He said up to half of Twitter’s 229 million users could be fake. Twitter puts that number at around five percent.

“Musk has the right to search, and Twitter is obligated to provide, information and data for, inter alia, ‘any reasonable consumer-related business purpose of the transaction,’ ‘reads the CEO’s attorney in a final word. by SpaceX.

“Musk believes Twitter is transparently refusing to fulfill its obligations under the merger agreement, which is causing further suspicion that the company is withholding requested data due to concern over what Musk’s analysis is. of such data will discover.

“As a potential Twitter owner, Musk clearly has a right to the required data to enable him to prepare to transfer the Twitter business to his ownership and to facilitate the financing of the transaction. To do both, he must have a complete and accurate understanding of the very core of Twitter’s business model: its active user base.
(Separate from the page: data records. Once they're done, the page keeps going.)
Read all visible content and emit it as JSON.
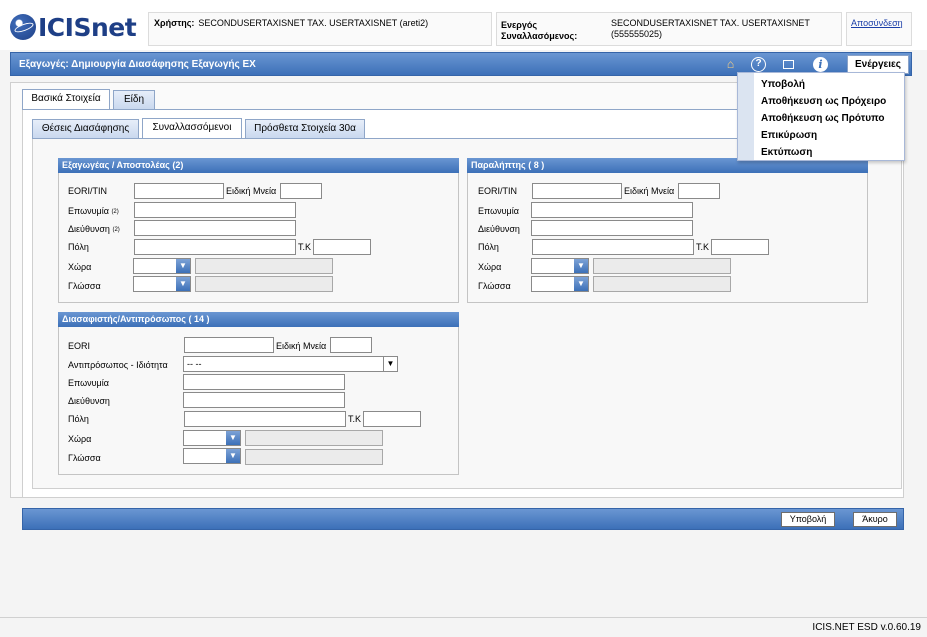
{
  "brand": {
    "logo_text": "ICISnet"
  },
  "header": {
    "user_label": "Χρήστης:",
    "user_value": "SECONDUSERTAXISNET TAX. USERTAXISNET (areti2)",
    "trader_label": "Ενεργός Συναλλασόμενος:",
    "trader_value": "SECONDUSERTAXISNET TAX. USERTAXISNET (555555025)",
    "logout": "Αποσύνδεση"
  },
  "titlebar": {
    "title": "Εξαγωγές: Δημιουργία Διασάφησης Εξαγωγής EX",
    "icons": [
      "home-icon",
      "help-icon",
      "window-icon",
      "info-icon"
    ],
    "actions_button": "Ενέργειες"
  },
  "actions_menu": {
    "items": [
      "Υποβολή",
      "Αποθήκευση ως Πρόχειρο",
      "Αποθήκευση ως Πρότυπο",
      "Επικύρωση",
      "Εκτύπωση"
    ]
  },
  "tabs": {
    "main": [
      "Βασικά Στοιχεία",
      "Είδη"
    ],
    "main_active": "Βασικά Στοιχεία"
  },
  "subtabs": {
    "items": [
      "Θέσεις Διασάφησης",
      "Συναλλασσόμενοι",
      "Πρόσθετα Στοιχεία 30α"
    ],
    "active": "Συναλλασσόμενοι"
  },
  "exporter": {
    "header": "Εξαγωγέας / Αποστολέας (2)",
    "eori_label": "EORI/TIN",
    "special_label": "Ειδική Μνεία",
    "name_label": "Επωνυμία",
    "name_note": "(2)",
    "address_label": "Διεύθυνση",
    "address_note": "(2)",
    "city_label": "Πόλη",
    "zip_label": "Τ.Κ",
    "country_label": "Χώρα",
    "language_label": "Γλώσσα"
  },
  "consignee": {
    "header": "Παραλήπτης ( 8 )",
    "eori_label": "EORI/TIN",
    "special_label": "Ειδική Μνεία",
    "name_label": "Επωνυμία",
    "address_label": "Διεύθυνση",
    "city_label": "Πόλη",
    "zip_label": "Τ.Κ",
    "country_label": "Χώρα",
    "language_label": "Γλώσσα"
  },
  "declarant": {
    "header": "Διασαφιστής/Αντιπρόσωπος ( 14 )",
    "eori_label": "EORI",
    "special_label": "Ειδική Μνεία",
    "rep_label": "Αντιπρόσωπος - Ιδιότητα",
    "rep_value": "-- --",
    "name_label": "Επωνυμία",
    "address_label": "Διεύθυνση",
    "city_label": "Πόλη",
    "zip_label": "Τ.Κ",
    "country_label": "Χώρα",
    "language_label": "Γλώσσα"
  },
  "bottom": {
    "submit": "Υποβολή",
    "cancel": "Άκυρο"
  },
  "footer": {
    "version": "ICIS.NET ESD v.0.60.19"
  }
}
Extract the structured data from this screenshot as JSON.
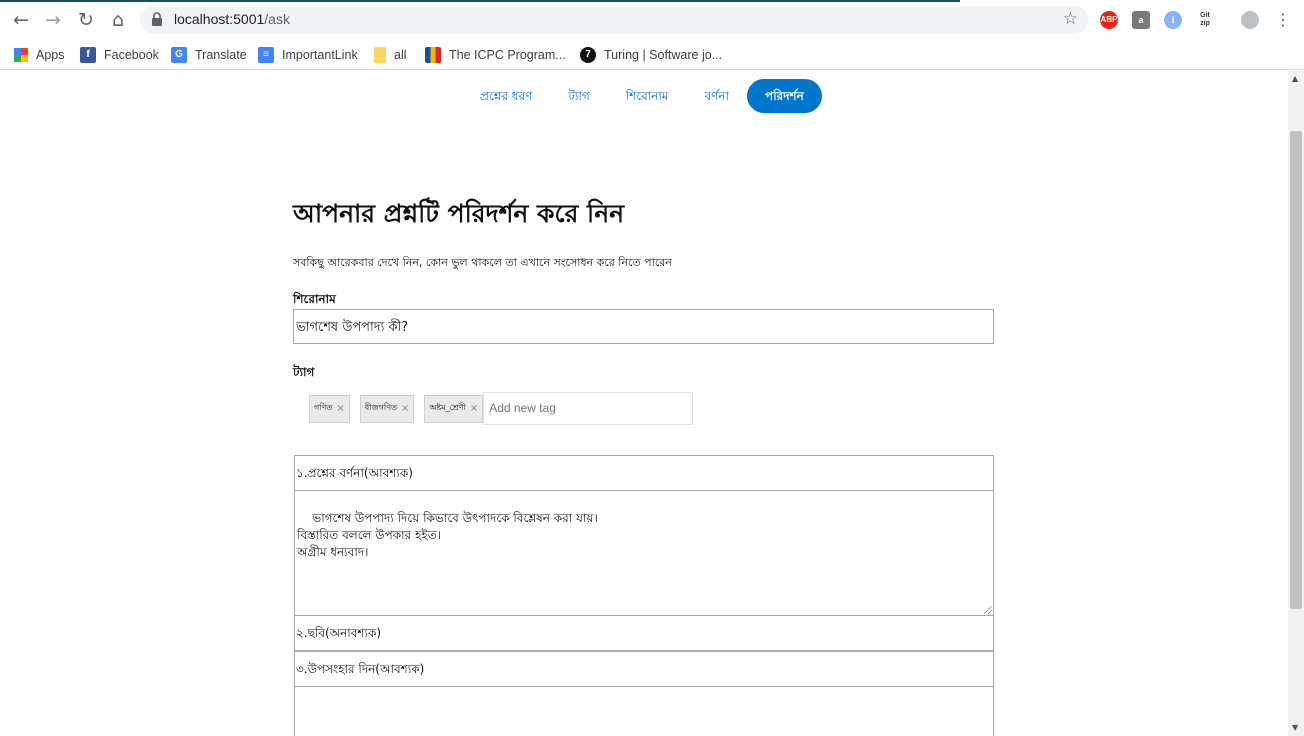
{
  "browser": {
    "url_host": "localhost:5001",
    "url_path": "/ask",
    "extensions": [
      "ABP",
      "a",
      "i",
      "Git zip"
    ],
    "bookmarks": [
      {
        "label": "Apps",
        "icon": "apps-grid-icon"
      },
      {
        "label": "Facebook",
        "icon": "facebook-icon"
      },
      {
        "label": "Translate",
        "icon": "translate-icon"
      },
      {
        "label": "ImportantLink",
        "icon": "doc-icon"
      },
      {
        "label": "all",
        "icon": "folder-icon"
      },
      {
        "label": "The ICPC Program...",
        "icon": "icpc-icon"
      },
      {
        "label": "Turing | Software jo...",
        "icon": "turing-icon"
      }
    ]
  },
  "steps": [
    {
      "label": "প্রশ্নের ধরণ",
      "active": false
    },
    {
      "label": "ট্যাগ",
      "active": false
    },
    {
      "label": "শিরোনাম",
      "active": false
    },
    {
      "label": "বর্ণনা",
      "active": false
    },
    {
      "label": "পরিদর্শন",
      "active": true
    }
  ],
  "heading": "আপনার প্রশ্নটি পরিদর্শন করে নিন",
  "subheading": "সবকিছু আরেকবার দেখে নিন, কোন ভুল থাকলে তা এখানে সংসোধন করে নিতে পারেন",
  "title_section": {
    "label": "শিরোনাম",
    "value": "ভাগশেষ উপপাদ্য কী?"
  },
  "tag_section": {
    "label": "ট্যাগ",
    "tags": [
      "গণিত",
      "বীজগণিত",
      "অষ্টম_শ্রেণী"
    ],
    "remove_symbol": "×",
    "input_placeholder": "Add new tag"
  },
  "sections": {
    "description_label": "১.প্রশ্নের বর্ণনা(আবশ্যক)",
    "description_value": "ভাগশেষ উপপাদ্য দিয়ে কিভাবে উৎপাদকে বিশ্লেষন করা যায়।\nবিস্তারিত বললে উপকার হইত।\nঅগ্রীম ধন্যবাদ।",
    "image_label": "২.ছবি(অনাবশ্যক)",
    "summary_label": "৩.উপসংহার দিন(আবশ্যক)"
  },
  "colors": {
    "accent": "#0077cc",
    "link": "#0b69c7"
  }
}
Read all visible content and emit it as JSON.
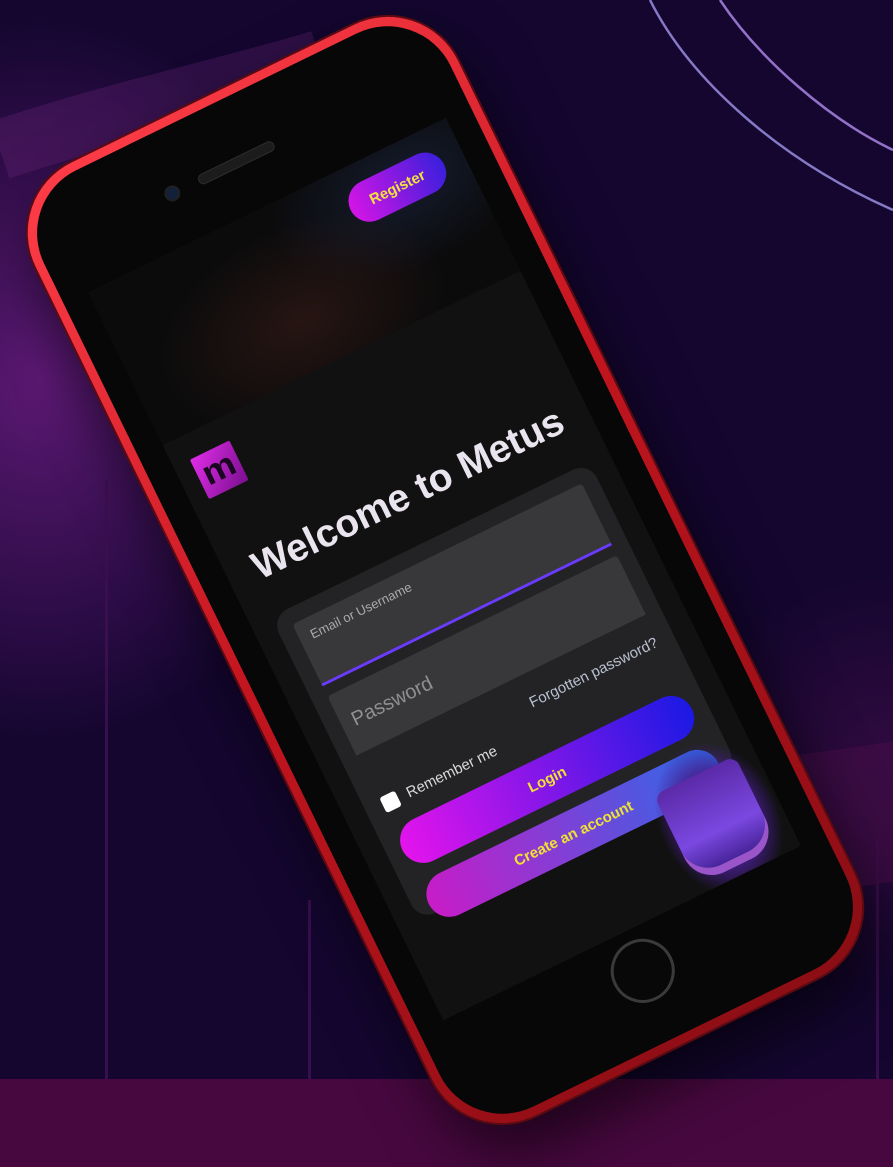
{
  "header": {
    "register_label": "Register"
  },
  "brand": {
    "logo_letter": "m"
  },
  "main": {
    "title": "Welcome to Metus"
  },
  "login_form": {
    "username_label": "Email or Username",
    "password_label": "Password",
    "forgot_password_label": "Forgotten password?",
    "remember_label": "Remember me",
    "remember_checked": false,
    "login_label": "Login",
    "create_account_label": "Create an account"
  },
  "colors": {
    "phone_frame": "#e3262f",
    "accent_magenta": "#e414ec",
    "accent_blue": "#1b19e4",
    "button_text": "#efe233",
    "field_underline": "#6a3bff"
  }
}
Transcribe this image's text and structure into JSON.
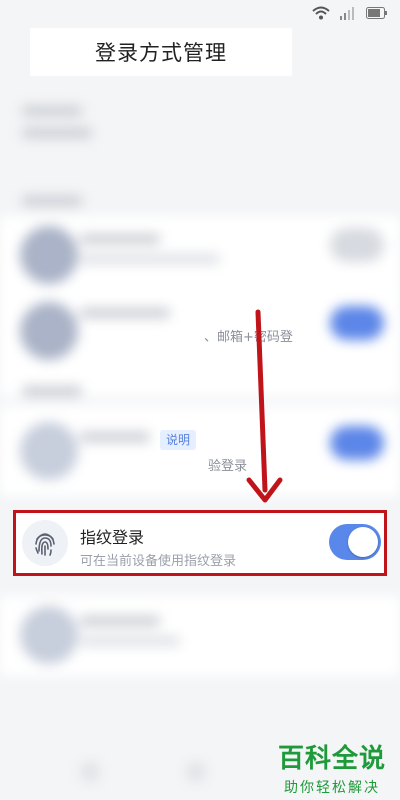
{
  "header": {
    "title": "登录方式管理"
  },
  "hints": {
    "email_password_fragment": "、邮箱+密码登",
    "tag_fragment": "说明",
    "verify_fragment": "验登录"
  },
  "fingerprint": {
    "title": "指纹登录",
    "subtitle": "可在当前设备使用指纹登录",
    "enabled": true
  },
  "watermark": {
    "main": "百科全说",
    "sub": "助你轻松解决"
  },
  "colors": {
    "accent": "#5a88ea",
    "highlight": "#c0141b",
    "watermark": "#1f9a3a"
  }
}
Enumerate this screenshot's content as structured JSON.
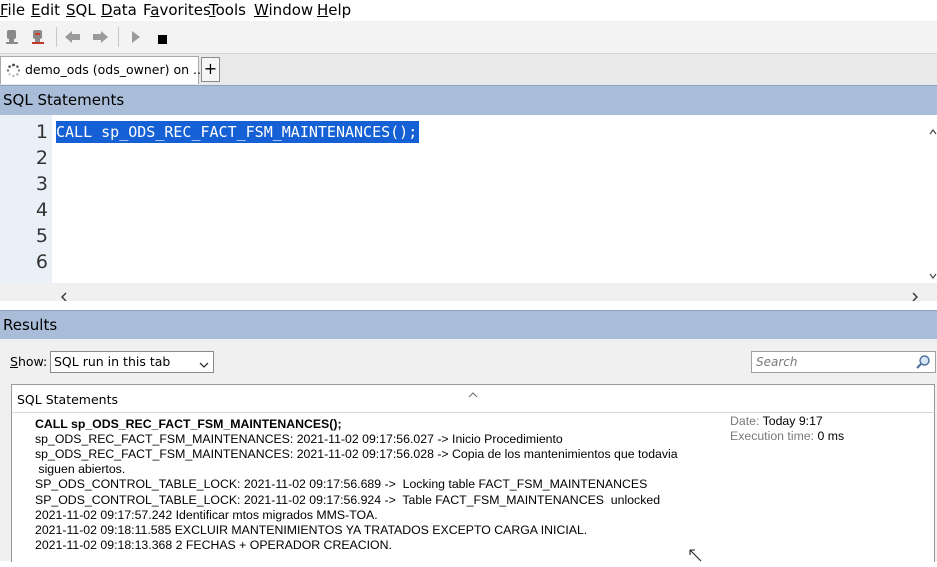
{
  "menu": {
    "items": [
      {
        "accel": "F",
        "rest": "ile"
      },
      {
        "accel": "E",
        "rest": "dit"
      },
      {
        "accel": "S",
        "rest": "QL"
      },
      {
        "accel": "D",
        "rest": "ata"
      },
      {
        "pre": "F",
        "accel": "a",
        "rest": "vorites"
      },
      {
        "accel": "T",
        "rest": "ools"
      },
      {
        "accel": "W",
        "rest": "indow"
      },
      {
        "accel": "H",
        "rest": "elp"
      }
    ]
  },
  "toolbar": {
    "icons": [
      "connect-icon",
      "disconnect-icon",
      "back-icon",
      "forward-icon",
      "run-icon",
      "stop-icon"
    ]
  },
  "tab": {
    "label": "demo_ods (ods_owner) on ...",
    "add_label": "+"
  },
  "editor": {
    "header": "SQL Statements",
    "line_numbers": [
      "1",
      "2",
      "3",
      "4",
      "5",
      "6"
    ],
    "code": "CALL sp_ODS_REC_FACT_FSM_MAINTENANCES();"
  },
  "results": {
    "header": "Results",
    "show_label": "how:",
    "show_accel": "S",
    "show_value": "SQL run in this tab",
    "search_placeholder": "Search",
    "panel_title": "SQL Statements",
    "statement": "CALL sp_ODS_REC_FACT_FSM_MAINTENANCES();",
    "log_lines": [
      "sp_ODS_REC_FACT_FSM_MAINTENANCES: 2021-11-02 09:17:56.027 -> Inicio Procedimiento",
      "sp_ODS_REC_FACT_FSM_MAINTENANCES: 2021-11-02 09:17:56.028 -> Copia de los mantenimientos que todavia",
      " siguen abiertos.",
      "SP_ODS_CONTROL_TABLE_LOCK: 2021-11-02 09:17:56.689 ->  Locking table FACT_FSM_MAINTENANCES",
      "SP_ODS_CONTROL_TABLE_LOCK: 2021-11-02 09:17:56.924 ->  Table FACT_FSM_MAINTENANCES  unlocked",
      "2021-11-02 09:17:57.242 Identificar mtos migrados MMS-TOA.",
      "2021-11-02 09:18:11.585 EXCLUIR MANTENIMIENTOS YA TRATADOS EXCEPTO CARGA INICIAL.",
      "2021-11-02 09:18:13.368 2 FECHAS + OPERADOR CREACION."
    ],
    "date_label": "Date:",
    "date_value": "Today 9:17",
    "exec_label": "Execution time:",
    "exec_value": "0 ms"
  },
  "colors": {
    "section_header": "#a9bdd9",
    "selection": "#1560d4",
    "gutter": "#e9f0f8"
  }
}
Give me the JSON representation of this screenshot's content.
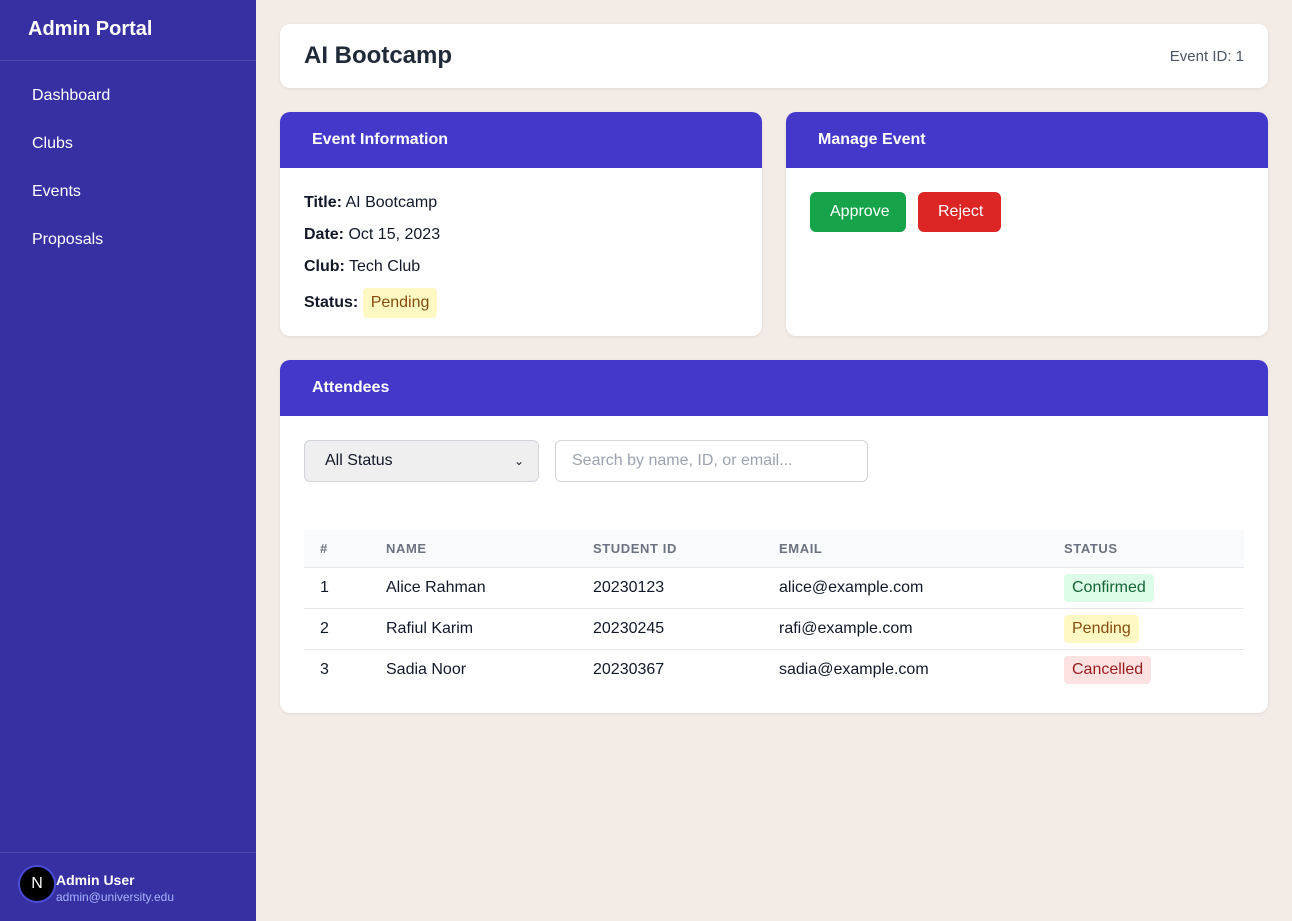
{
  "sidebar": {
    "brand": "Admin Portal",
    "items": [
      {
        "label": "Dashboard"
      },
      {
        "label": "Clubs"
      },
      {
        "label": "Events"
      },
      {
        "label": "Proposals"
      }
    ],
    "user": {
      "avatar_letter": "N",
      "name": "Admin User",
      "email": "admin@university.edu"
    }
  },
  "header": {
    "title": "AI Bootcamp",
    "event_id": "Event ID: 1"
  },
  "event_info": {
    "heading": "Event Information",
    "title_label": "Title:",
    "title_value": "AI Bootcamp",
    "date_label": "Date:",
    "date_value": "Oct 15, 2023",
    "club_label": "Club:",
    "club_value": "Tech Club",
    "status_label": "Status:",
    "status_value": "Pending"
  },
  "manage": {
    "heading": "Manage Event",
    "approve_label": "Approve",
    "reject_label": "Reject"
  },
  "attendees": {
    "heading": "Attendees",
    "filter_selected": "All Status",
    "search_placeholder": "Search by name, ID, or email...",
    "columns": [
      "#",
      "NAME",
      "STUDENT ID",
      "EMAIL",
      "STATUS"
    ],
    "rows": [
      {
        "num": "1",
        "name": "Alice Rahman",
        "student_id": "20230123",
        "email": "alice@example.com",
        "status": "Confirmed"
      },
      {
        "num": "2",
        "name": "Rafiul Karim",
        "student_id": "20230245",
        "email": "rafi@example.com",
        "status": "Pending"
      },
      {
        "num": "3",
        "name": "Sadia Noor",
        "student_id": "20230367",
        "email": "sadia@example.com",
        "status": "Cancelled"
      }
    ]
  },
  "colors": {
    "sidebar": "#3730a3",
    "card_header": "#4338ca",
    "approve": "#16a34a",
    "reject": "#dc2626",
    "background": "#f3ebe5"
  }
}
“In any case, Musk is not required to explain why he requested the data, nor to submit to the new conditions that the company attempted to impose on his contractual right to the requested data.”

It’s unclear why Musk wants to know how many Twitter users are fake, but he might try to lower the social media platform’s price by showing it has fewer genuine subscribers.

The billionaire could be hit with a $ 1 billion breakup fee if he withdraws from the deal.

Originally published as Elon Musk threatens to abandon a $ 61 billion deal on Twitter